### Your instructions
For each line below that holds the word "words", make a copy.

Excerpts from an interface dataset
- Opening Delimiter -

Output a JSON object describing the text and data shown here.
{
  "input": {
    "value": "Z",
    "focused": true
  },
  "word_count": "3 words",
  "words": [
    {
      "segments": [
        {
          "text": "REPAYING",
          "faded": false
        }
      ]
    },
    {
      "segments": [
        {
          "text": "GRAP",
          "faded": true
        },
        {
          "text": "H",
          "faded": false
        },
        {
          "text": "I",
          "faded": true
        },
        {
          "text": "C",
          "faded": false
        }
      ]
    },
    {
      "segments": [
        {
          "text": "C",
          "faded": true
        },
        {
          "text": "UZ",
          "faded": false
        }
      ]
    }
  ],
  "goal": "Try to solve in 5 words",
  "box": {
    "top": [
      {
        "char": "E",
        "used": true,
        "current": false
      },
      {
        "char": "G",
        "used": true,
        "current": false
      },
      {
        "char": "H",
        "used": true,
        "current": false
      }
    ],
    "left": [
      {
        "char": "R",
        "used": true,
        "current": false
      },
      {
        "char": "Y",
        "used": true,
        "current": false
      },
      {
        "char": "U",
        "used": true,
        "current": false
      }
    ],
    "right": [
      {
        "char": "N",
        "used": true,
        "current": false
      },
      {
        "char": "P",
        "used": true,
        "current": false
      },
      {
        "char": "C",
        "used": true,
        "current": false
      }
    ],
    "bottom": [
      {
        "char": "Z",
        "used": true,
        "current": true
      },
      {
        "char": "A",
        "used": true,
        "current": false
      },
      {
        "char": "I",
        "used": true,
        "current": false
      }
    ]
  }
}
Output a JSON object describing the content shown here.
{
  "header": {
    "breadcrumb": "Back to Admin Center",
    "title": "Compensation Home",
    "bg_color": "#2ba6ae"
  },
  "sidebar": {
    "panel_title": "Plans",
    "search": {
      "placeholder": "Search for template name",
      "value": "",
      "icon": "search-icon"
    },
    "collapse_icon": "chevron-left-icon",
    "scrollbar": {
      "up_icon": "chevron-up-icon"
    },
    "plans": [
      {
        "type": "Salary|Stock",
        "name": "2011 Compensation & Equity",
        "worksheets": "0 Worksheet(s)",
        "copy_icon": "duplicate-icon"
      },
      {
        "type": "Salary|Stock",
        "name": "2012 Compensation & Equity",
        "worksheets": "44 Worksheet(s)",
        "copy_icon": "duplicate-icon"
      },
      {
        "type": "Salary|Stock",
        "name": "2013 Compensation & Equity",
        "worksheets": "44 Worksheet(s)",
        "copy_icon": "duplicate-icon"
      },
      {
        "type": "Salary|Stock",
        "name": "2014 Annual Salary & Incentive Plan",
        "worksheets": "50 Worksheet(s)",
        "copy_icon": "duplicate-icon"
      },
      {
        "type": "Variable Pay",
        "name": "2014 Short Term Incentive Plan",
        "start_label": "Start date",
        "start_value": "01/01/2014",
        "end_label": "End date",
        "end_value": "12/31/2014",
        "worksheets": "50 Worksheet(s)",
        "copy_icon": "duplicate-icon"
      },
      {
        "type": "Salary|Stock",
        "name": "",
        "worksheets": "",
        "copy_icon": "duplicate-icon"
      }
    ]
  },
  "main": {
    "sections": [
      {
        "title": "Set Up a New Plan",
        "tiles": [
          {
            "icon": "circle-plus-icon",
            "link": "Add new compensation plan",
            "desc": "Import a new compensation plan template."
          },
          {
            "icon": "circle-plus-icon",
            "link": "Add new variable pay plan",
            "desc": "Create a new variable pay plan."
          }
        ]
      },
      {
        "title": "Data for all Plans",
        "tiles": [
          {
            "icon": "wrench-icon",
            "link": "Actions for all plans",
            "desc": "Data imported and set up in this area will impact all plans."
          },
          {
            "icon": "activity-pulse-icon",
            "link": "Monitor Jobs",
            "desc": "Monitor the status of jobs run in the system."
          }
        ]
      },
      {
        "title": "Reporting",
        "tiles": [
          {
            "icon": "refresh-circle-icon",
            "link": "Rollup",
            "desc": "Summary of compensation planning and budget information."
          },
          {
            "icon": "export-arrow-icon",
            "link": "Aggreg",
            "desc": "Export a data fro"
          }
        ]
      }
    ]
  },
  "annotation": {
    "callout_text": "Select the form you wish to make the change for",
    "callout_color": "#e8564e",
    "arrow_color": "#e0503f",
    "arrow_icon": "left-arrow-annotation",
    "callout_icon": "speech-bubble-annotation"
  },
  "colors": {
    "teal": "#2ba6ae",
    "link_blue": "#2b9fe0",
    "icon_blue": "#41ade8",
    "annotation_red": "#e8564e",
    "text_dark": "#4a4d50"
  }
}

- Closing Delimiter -

### Expected answer
  "word_count": "3 words",
  "words": [
  "goal": "Try to solve in 5 words",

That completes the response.